  • Headhunting someone working with the opposition or from an organisation where there may be repercussions if you are seen to be directly trying to recruit them into your company.
  • Not sure on how you are going to get that ideal candidate to jump ship and join your business which may not be seen as the market leader or a “an employer of choice”.

Something to bear in mind when we need:

  • Quality financial advice, we tend to consult a quality Financial Advisor or Accountant.
  • Quality health advice when sick or injured, we seek out the best Medical Support we can get.
  • Advice on building a home, we seek out a professional builder

We look for specialists to help us when we are doing something where we have incomplete knowledge or lack expertise.  We are prepared to pay for such expertise  because we know it may well cost us more if we do it ourselves and get it wrong.

So what are the critical must do’s if I am going to do this myself

  • Make sure that it is an attractive opportunity ….how are you going to pitch the role to that great candidate (internal or external) and get them to want to join you.
  • You have a solid position description
  • You have identified (and quantified)  what needs to be delivered, challenges to be overcome by this person and what capabilities(not necessarily just qualifications) they possess which provide the indications that they can deliver what you are looking for.
  • The nature of the person – what type of person will fit either the current culture or will  help create the culture your organisation needs?
  • What organisational structure do I have now to support this person?

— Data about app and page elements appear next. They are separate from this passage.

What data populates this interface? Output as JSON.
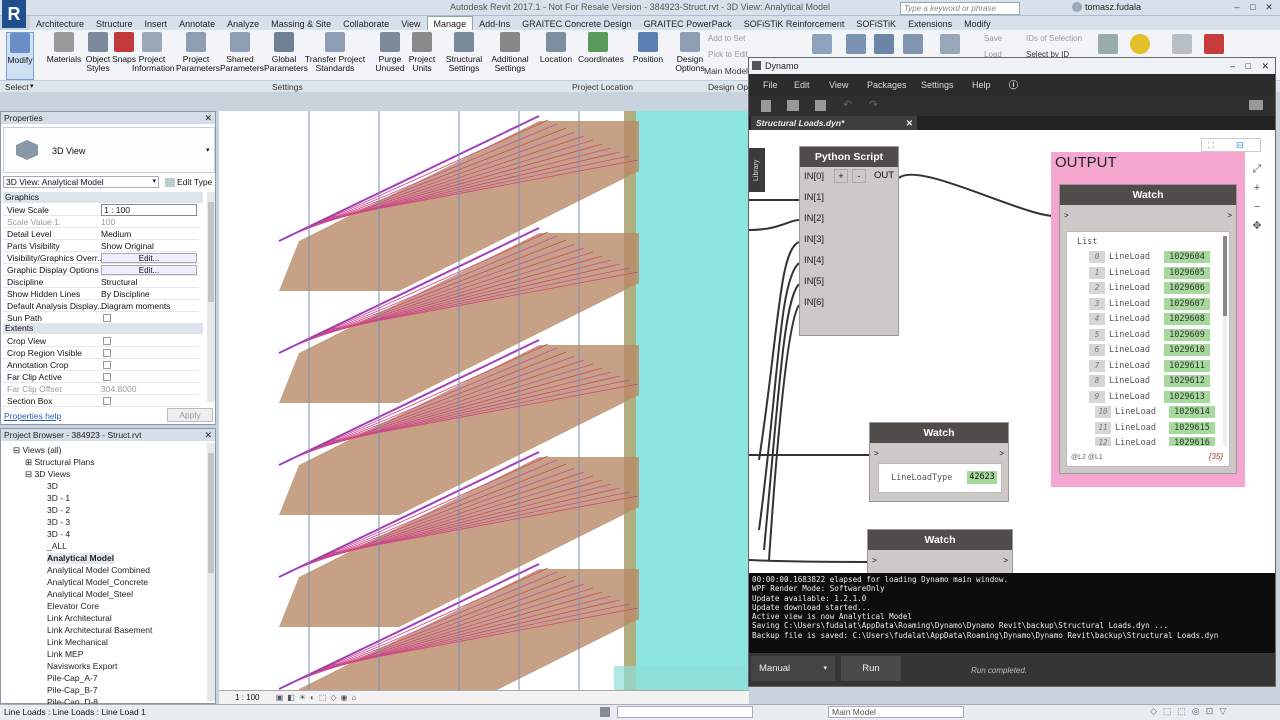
{
  "titlebar": {
    "logo": "R",
    "text": "Autodesk Revit 2017.1 -   Not For Resale Version  -   384923-Struct.rvt - 3D View: Analytical Model",
    "search_placeholder": "Type a keyword or phrase",
    "user": "tomasz.fudala"
  },
  "ribbon_tabs": [
    "Architecture",
    "Structure",
    "Insert",
    "Annotate",
    "Analyze",
    "Massing & Site",
    "Collaborate",
    "View",
    "Manage",
    "Add-Ins",
    "GRAITEC Concrete Design",
    "GRAITEC PowerPack",
    "SOFiSTiK Reinforcement",
    "SOFiSTiK",
    "Extensions",
    "Modify"
  ],
  "active_tab": "Manage",
  "tools": [
    {
      "label": "Modify",
      "color": "#6a8fc7"
    },
    {
      "label": "Materials",
      "color": "#9a9a9a"
    },
    {
      "label": "Object Styles",
      "color": "#7c8a9c"
    },
    {
      "label": "Snaps",
      "color": "#c23a3a"
    },
    {
      "label": "Project Information",
      "color": "#9aa7b8"
    },
    {
      "label": "Project Parameters",
      "color": "#8e9db3"
    },
    {
      "label": "Shared Parameters",
      "color": "#8e9db3"
    },
    {
      "label": "Global Parameters",
      "color": "#6f7f96"
    },
    {
      "label": "Transfer Project Standards",
      "color": "#8e9db3"
    },
    {
      "label": "Purge Unused",
      "color": "#7c8a9c"
    },
    {
      "label": "Project Units",
      "color": "#8a8a8a"
    },
    {
      "label": "Structural Settings",
      "color": "#7c8a9c"
    },
    {
      "label": "Additional Settings",
      "color": "#888"
    },
    {
      "label": "Location",
      "color": "#7b8f9e"
    },
    {
      "label": "Coordinates",
      "color": "#5a9a5a"
    },
    {
      "label": "Position",
      "color": "#5a7fb0"
    },
    {
      "label": "Design Options",
      "color": "#8e9db3"
    }
  ],
  "ribbon_groups": [
    "Select",
    "Settings",
    "Project Location",
    "Design Op"
  ],
  "ribbon_small": [
    "Add to Set",
    "Pick to Edit",
    "Main Model"
  ],
  "ribbon_right": [
    "Save",
    "Load",
    "IDs of  Selection",
    "Select  by ID"
  ],
  "properties": {
    "title": "Properties",
    "type": "3D View",
    "selector": "3D View: Analytical Model",
    "edit_type": "Edit Type",
    "sections": [
      "Graphics",
      "Extents"
    ],
    "rows": [
      {
        "k": "View Scale",
        "v": "1 : 100"
      },
      {
        "k": "Scale Value    1:",
        "v": "100"
      },
      {
        "k": "Detail Level",
        "v": "Medium"
      },
      {
        "k": "Parts Visibility",
        "v": "Show Original"
      },
      {
        "k": "Visibility/Graphics Overr...",
        "v": "Edit..."
      },
      {
        "k": "Graphic Display Options",
        "v": "Edit..."
      },
      {
        "k": "Discipline",
        "v": "Structural"
      },
      {
        "k": "Show Hidden Lines",
        "v": "By Discipline"
      },
      {
        "k": "Default Analysis Display...",
        "v": "Diagram moments"
      },
      {
        "k": "Sun Path",
        "v": ""
      },
      {
        "k": "Crop View",
        "v": ""
      },
      {
        "k": "Crop Region Visible",
        "v": ""
      },
      {
        "k": "Annotation Crop",
        "v": ""
      },
      {
        "k": "Far Clip Active",
        "v": ""
      },
      {
        "k": "Far Clip Offset",
        "v": "304.8000"
      },
      {
        "k": "Section Box",
        "v": ""
      }
    ],
    "help": "Properties help",
    "apply": "Apply"
  },
  "browser": {
    "title": "Project Browser - 384923 - Struct.rvt",
    "items": [
      "Views (all)",
      "Structural Plans",
      "3D Views",
      "3D",
      "3D - 1",
      "3D - 2",
      "3D - 3",
      "3D - 4",
      "_ALL",
      "Analytical Model",
      "Analytical Model Combined",
      "Analytical Model_Concrete",
      "Analytical Model_Steel",
      "Elevator Core",
      "Link Architectural",
      "Link Architectural Basement",
      "Link Mechanical",
      "Link MEP",
      "Navisworks Export",
      "Pile-Cap_A-7",
      "Pile-Cap_B-7",
      "Pile-Cap_D-8"
    ]
  },
  "viewbar": {
    "scale": "1 : 100"
  },
  "status": {
    "text": "Line Loads : Line Loads : Line Load 1",
    "model": "Main Model"
  },
  "dynamo": {
    "title": "Dynamo",
    "menu": [
      "File",
      "Edit",
      "View",
      "Packages",
      "Settings",
      "Help"
    ],
    "tab": "Structural Loads.dyn*",
    "library": "Library",
    "python": {
      "title": "Python Script",
      "ports": [
        "IN[0]",
        "IN[1]",
        "IN[2]",
        "IN[3]",
        "IN[4]",
        "IN[5]",
        "IN[6]"
      ],
      "plus": "+",
      "minus": "-",
      "out": "OUT"
    },
    "group_label": "OUTPUT",
    "watch_title": "Watch",
    "list": {
      "header": "List",
      "name": "LineLoad",
      "items": [
        {
          "i": "0",
          "v": "1029604"
        },
        {
          "i": "1",
          "v": "1029605"
        },
        {
          "i": "2",
          "v": "1029606"
        },
        {
          "i": "3",
          "v": "1029607"
        },
        {
          "i": "4",
          "v": "1029608"
        },
        {
          "i": "5",
          "v": "1029609"
        },
        {
          "i": "6",
          "v": "1029610"
        },
        {
          "i": "7",
          "v": "1029611"
        },
        {
          "i": "8",
          "v": "1029612"
        },
        {
          "i": "9",
          "v": "1029613"
        },
        {
          "i": "10",
          "v": "1029614"
        },
        {
          "i": "11",
          "v": "1029615"
        },
        {
          "i": "12",
          "v": "1029616"
        }
      ],
      "levels": "@L2 @L1",
      "count": "{35}"
    },
    "watch2": {
      "name": "LineLoadType",
      "value": "42623"
    },
    "console": [
      "00:00:00.1683822 elapsed for loading Dynamo main window.",
      "WPF Render Mode: SoftwareOnly",
      "Update available: 1.2.1.0",
      "Update download started...",
      "Active view is now Analytical Model",
      "Saving C:\\Users\\fudalat\\AppData\\Roaming\\Dynamo\\Dynamo Revit\\backup\\Structural Loads.dyn ...",
      "Backup file is saved: C:\\Users\\fudalat\\AppData\\Roaming\\Dynamo\\Dynamo Revit\\backup\\Structural Loads.dyn"
    ],
    "run_mode": "Manual",
    "run": "Run",
    "run_status": "Run completed."
  }
}
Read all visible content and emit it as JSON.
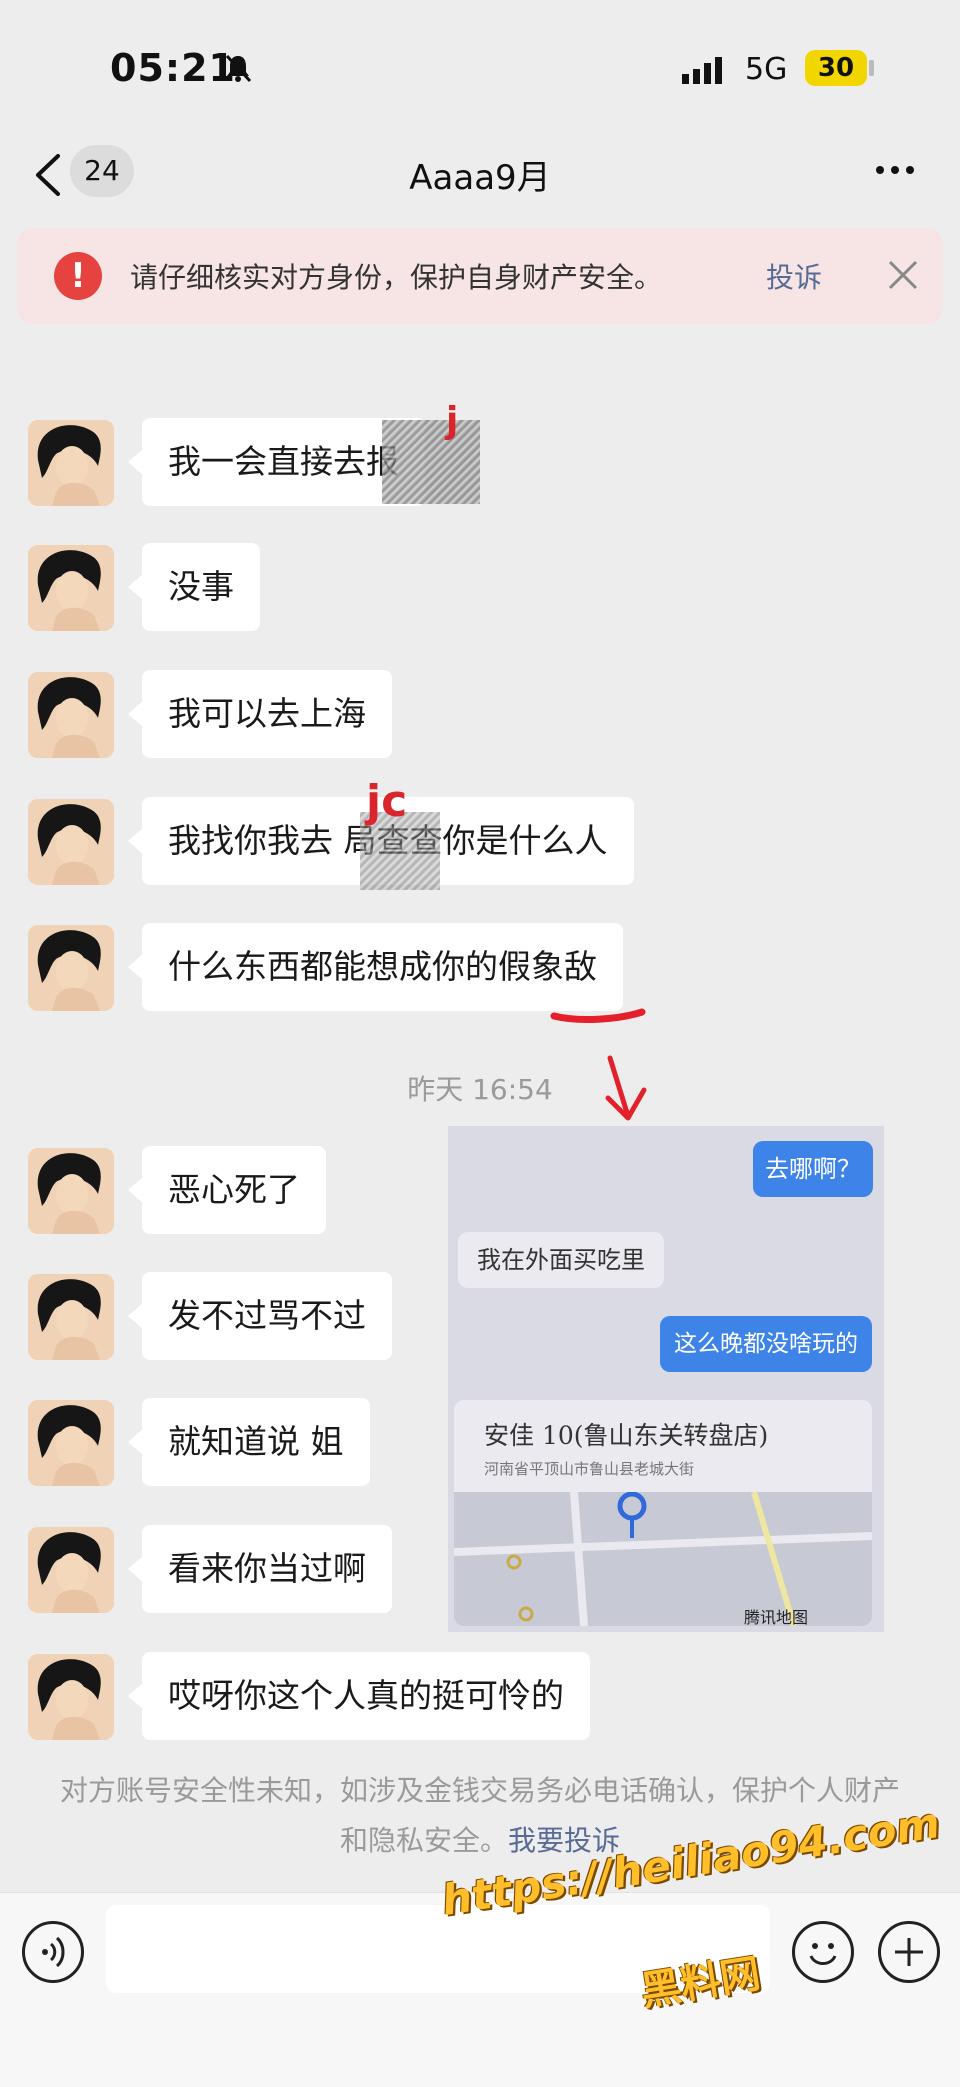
{
  "status_bar": {
    "time": "05:21",
    "network": "5G",
    "battery": "30"
  },
  "nav": {
    "unread_count": "24",
    "title": "Aaaa9月"
  },
  "warning": {
    "text": "请仔细核实对方身份，保护自身财产安全。",
    "action": "投诉"
  },
  "messages": [
    {
      "text": "我一会直接去报"
    },
    {
      "text": "没事"
    },
    {
      "text": "我可以去上海"
    },
    {
      "text": "我找你我去 局查查你是什么人"
    },
    {
      "text": "什么东西都能想成你的假象敌"
    },
    {
      "text": "恶心死了"
    },
    {
      "text": "发不过骂不过"
    },
    {
      "text": "就知道说 姐"
    },
    {
      "text": "看来你当过啊"
    },
    {
      "text": "哎呀你这个人真的挺可怜的"
    }
  ],
  "timestamp": "昨天 16:54",
  "annotations": {
    "mark_j": "j",
    "mark_jc": "jc"
  },
  "inset": {
    "bubble1": "去哪啊？",
    "bubble2": "我在外面买吃里",
    "bubble3": "这么晚都没啥玩的",
    "place": "安佳 10(鲁山东关转盘店)",
    "address": "河南省平顶山市鲁山县老城大街",
    "map_brand": "腾讯地图"
  },
  "notice": {
    "text": "对方账号安全性未知，如涉及金钱交易务必电话确认，保护个人财产和隐私安全。",
    "link": "我要投诉"
  },
  "input": {
    "placeholder": ""
  },
  "watermark": {
    "url": "https://heiliao94.com",
    "site": "黑料网"
  },
  "colors": {
    "background": "#ededed",
    "bubble": "#ffffff",
    "link": "#576b95",
    "warning_bg": "#f7e5e5",
    "warning_icon": "#e64340"
  }
}
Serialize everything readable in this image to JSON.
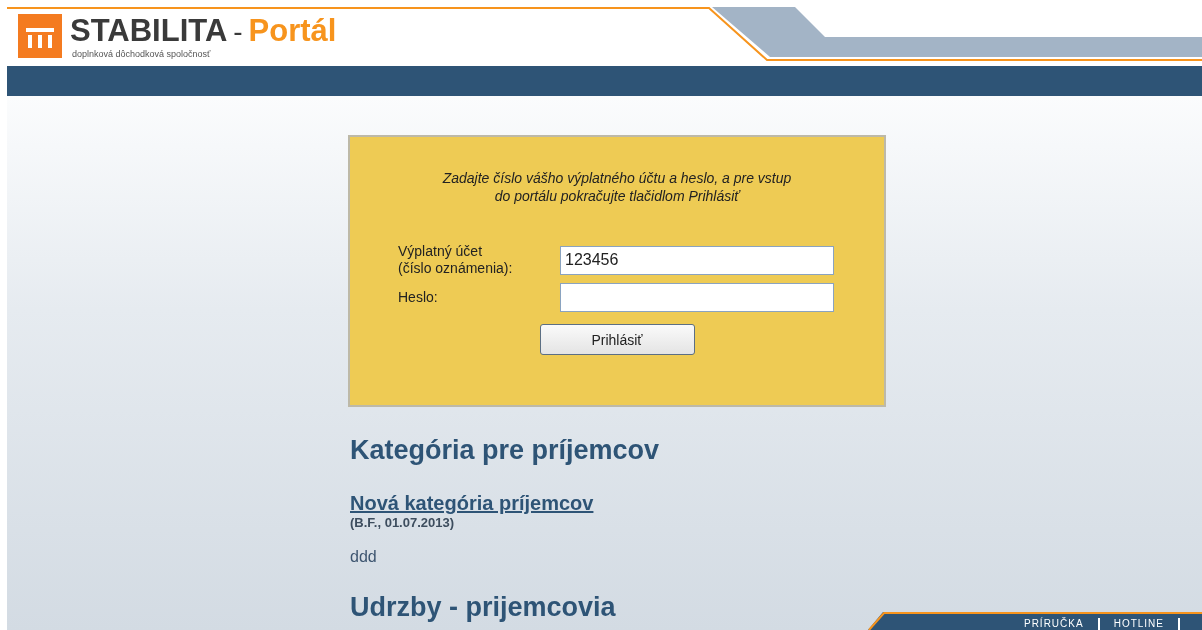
{
  "header": {
    "brand": "STABILITA",
    "separator": "-",
    "product": "Portál",
    "tagline": "doplnková dôchodková spoločnosť"
  },
  "login": {
    "instruction": "Zadajte číslo vášho výplatného účtu a heslo, a pre vstup\ndo portálu pokračujte tlačidlom Prihlásiť",
    "fields": [
      {
        "label": "Výplatný účet\n(číslo oznámenia):",
        "value": "123456",
        "kind": "text"
      },
      {
        "label": "Heslo:",
        "kind": "password"
      }
    ],
    "button": "Prihlásiť"
  },
  "sections": [
    {
      "heading": "Kategória pre príjemcov",
      "articles": [
        {
          "title": "Nová kategória príjemcov",
          "meta": "(B.F., 01.07.2013)",
          "body": "ddd"
        }
      ]
    },
    {
      "heading": "Udrzby - prijemcovia"
    }
  ],
  "footer_links": [
    "PRÍRUČKA",
    "HOTLINE"
  ]
}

Do I need to change it? Are there people I can get to support, mentor or work with this person to get an optimal result?
  • How am I going to measure this person’s success once on board and how will I manage this?
  • What can I afford in terms of remuneration and other rewards?
  • What career opportunities can the organisation offer this person……this is a critical consideration most successful career minded people think in terms of 2 career steps not just the next job (one step).  If your organisation cannot support their potential next step what other development can you offer that is attractive?

Blog Posted by Garry King, Director – October 2013

Garry king Kingscroft Garry King is an Executive Recruitment Consultant, Owner and Practice leader at Kingscroft Consulting. Garry has been in the recruitment industry for 19 years, and brings a wealth of knowledge and experience to help both candidates and employers across many specialist industry sectors.